TRY IT ->
The answer must be a single number: how many lines in this listing hold the word "type".

WORKING DATA ->

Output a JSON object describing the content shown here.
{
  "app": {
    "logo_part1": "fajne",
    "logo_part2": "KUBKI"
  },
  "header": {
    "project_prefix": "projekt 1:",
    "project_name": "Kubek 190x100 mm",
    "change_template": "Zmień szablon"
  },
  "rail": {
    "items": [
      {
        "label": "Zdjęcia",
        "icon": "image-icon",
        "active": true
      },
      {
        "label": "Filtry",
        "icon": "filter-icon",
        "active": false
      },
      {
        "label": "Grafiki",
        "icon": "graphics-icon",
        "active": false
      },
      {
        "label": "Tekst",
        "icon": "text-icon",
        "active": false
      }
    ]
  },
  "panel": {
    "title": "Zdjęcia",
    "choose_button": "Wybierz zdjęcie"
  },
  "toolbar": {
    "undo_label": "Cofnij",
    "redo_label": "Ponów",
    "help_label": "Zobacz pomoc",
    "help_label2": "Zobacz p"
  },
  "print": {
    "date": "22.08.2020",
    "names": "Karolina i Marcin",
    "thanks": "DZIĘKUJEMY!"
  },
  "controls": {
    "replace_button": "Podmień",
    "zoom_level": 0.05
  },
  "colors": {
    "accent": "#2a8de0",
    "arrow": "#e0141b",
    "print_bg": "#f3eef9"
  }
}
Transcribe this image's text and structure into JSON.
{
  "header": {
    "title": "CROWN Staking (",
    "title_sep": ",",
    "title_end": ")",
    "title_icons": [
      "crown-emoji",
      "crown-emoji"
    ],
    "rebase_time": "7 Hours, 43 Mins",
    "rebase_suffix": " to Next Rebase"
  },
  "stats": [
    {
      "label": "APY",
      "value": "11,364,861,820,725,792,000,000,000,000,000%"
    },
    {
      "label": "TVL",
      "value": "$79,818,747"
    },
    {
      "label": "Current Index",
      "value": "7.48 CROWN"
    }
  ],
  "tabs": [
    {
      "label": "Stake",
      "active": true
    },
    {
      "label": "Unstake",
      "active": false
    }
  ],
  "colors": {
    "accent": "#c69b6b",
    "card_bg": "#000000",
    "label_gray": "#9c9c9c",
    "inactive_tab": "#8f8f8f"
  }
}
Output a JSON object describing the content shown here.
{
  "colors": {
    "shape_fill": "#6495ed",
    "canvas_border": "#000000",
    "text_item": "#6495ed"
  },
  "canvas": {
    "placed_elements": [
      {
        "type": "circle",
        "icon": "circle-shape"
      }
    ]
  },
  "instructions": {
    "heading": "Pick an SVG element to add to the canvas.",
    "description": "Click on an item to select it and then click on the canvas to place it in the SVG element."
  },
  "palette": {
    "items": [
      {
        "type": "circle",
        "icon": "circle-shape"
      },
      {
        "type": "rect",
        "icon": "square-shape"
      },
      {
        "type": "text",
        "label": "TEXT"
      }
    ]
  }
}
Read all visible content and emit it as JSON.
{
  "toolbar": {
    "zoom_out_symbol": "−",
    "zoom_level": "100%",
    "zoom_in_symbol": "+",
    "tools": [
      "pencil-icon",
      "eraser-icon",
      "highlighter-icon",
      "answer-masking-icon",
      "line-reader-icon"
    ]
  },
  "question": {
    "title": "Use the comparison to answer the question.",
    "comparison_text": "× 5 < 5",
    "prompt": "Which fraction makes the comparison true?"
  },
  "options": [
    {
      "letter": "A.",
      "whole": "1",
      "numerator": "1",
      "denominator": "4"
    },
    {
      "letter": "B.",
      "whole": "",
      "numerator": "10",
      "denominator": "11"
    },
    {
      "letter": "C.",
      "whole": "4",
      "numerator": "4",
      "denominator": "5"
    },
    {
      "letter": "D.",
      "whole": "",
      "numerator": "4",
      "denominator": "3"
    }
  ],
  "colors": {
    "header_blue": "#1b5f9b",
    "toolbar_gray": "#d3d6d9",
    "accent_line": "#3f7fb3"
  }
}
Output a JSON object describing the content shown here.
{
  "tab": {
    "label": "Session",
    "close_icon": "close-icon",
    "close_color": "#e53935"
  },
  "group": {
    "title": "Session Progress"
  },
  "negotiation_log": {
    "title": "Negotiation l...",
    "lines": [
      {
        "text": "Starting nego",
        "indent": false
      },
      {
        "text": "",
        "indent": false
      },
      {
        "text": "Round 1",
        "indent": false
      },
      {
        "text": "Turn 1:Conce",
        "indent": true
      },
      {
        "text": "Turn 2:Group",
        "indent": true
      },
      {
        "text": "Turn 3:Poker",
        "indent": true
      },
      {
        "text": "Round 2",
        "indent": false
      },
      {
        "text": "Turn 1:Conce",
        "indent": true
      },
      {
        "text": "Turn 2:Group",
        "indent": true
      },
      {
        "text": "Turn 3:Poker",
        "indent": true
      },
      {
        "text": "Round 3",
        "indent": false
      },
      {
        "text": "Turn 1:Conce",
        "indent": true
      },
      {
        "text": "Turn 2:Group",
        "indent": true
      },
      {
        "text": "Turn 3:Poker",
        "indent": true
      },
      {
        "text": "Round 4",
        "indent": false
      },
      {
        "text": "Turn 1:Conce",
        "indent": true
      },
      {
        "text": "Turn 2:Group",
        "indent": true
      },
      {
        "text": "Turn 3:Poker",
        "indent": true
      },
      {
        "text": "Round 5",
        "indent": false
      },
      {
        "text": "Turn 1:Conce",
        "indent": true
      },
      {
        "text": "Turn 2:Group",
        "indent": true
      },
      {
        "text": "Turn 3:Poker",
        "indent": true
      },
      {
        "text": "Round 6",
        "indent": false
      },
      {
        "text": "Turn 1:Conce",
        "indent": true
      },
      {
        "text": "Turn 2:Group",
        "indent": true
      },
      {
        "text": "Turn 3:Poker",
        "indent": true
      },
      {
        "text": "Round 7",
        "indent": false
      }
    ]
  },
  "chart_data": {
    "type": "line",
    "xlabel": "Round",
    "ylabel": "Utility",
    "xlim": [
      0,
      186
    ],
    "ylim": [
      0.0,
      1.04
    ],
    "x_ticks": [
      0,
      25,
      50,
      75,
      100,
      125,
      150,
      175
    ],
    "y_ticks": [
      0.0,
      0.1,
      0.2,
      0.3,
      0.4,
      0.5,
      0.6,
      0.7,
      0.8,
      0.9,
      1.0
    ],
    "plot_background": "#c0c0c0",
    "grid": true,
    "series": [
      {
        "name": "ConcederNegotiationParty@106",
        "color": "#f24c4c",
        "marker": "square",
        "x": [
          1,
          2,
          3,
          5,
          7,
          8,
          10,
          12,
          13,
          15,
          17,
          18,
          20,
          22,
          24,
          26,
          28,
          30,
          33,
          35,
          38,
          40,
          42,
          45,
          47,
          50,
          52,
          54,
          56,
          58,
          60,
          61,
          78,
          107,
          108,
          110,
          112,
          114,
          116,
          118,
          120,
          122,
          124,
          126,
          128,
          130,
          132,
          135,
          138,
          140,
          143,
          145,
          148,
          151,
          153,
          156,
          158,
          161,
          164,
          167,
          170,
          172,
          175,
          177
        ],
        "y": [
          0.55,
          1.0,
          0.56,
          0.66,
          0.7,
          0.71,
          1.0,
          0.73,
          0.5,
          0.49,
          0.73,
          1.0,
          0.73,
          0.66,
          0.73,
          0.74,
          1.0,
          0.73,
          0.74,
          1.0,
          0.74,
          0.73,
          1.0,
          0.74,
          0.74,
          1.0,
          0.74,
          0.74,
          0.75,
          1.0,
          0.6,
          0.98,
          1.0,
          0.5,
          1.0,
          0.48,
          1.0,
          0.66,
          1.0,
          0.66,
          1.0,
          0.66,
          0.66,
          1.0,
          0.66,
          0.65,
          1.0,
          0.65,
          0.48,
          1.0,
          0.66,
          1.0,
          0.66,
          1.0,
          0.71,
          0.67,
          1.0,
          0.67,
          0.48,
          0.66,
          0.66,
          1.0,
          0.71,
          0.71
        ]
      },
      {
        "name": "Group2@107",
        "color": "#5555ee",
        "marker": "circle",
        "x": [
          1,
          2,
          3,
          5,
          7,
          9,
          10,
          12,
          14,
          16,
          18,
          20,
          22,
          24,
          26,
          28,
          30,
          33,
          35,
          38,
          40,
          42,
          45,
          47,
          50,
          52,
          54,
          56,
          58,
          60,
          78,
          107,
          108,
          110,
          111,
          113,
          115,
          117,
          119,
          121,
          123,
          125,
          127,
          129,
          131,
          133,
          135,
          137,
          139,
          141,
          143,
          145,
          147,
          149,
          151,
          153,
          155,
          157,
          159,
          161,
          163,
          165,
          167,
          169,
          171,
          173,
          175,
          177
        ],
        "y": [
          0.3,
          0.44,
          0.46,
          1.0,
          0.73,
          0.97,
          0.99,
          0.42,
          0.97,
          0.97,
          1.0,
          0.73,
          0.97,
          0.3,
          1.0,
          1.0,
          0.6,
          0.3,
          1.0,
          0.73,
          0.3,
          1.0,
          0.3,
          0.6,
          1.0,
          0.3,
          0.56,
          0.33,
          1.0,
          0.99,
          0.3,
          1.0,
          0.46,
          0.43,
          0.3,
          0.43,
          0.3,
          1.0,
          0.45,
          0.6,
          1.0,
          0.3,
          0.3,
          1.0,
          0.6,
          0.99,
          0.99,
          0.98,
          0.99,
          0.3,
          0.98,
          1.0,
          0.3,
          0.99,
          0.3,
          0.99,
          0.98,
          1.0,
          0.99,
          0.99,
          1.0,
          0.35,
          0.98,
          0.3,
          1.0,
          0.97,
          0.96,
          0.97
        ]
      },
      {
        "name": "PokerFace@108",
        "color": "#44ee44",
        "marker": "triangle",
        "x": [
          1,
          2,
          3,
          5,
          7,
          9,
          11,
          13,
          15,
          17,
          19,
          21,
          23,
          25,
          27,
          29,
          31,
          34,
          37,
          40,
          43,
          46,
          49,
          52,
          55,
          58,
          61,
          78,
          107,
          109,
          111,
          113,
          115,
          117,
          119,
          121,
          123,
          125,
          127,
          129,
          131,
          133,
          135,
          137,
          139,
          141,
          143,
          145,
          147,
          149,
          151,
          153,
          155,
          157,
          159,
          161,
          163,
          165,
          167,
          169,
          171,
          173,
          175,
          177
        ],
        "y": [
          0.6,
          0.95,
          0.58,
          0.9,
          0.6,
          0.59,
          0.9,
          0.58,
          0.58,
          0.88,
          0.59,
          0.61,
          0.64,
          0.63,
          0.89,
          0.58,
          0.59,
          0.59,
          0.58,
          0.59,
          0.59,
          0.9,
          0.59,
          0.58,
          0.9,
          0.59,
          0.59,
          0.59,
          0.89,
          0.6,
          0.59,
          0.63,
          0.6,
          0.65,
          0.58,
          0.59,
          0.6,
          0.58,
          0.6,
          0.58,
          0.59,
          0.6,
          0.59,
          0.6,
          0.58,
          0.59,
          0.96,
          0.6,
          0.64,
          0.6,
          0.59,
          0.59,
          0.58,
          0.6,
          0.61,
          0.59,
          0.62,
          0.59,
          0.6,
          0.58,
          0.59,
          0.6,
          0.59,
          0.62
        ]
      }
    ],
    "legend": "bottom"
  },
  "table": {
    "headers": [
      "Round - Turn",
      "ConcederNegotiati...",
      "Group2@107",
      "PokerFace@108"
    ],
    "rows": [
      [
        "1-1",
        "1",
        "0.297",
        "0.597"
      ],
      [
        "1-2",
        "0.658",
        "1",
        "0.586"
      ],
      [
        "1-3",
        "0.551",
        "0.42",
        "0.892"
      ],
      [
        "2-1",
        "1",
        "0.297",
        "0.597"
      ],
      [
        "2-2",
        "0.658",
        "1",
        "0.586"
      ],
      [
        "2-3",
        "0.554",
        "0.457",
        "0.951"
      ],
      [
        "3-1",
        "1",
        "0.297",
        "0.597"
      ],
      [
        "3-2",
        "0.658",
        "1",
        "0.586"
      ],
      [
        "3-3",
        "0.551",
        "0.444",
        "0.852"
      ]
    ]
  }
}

RESULT BELOW ->
5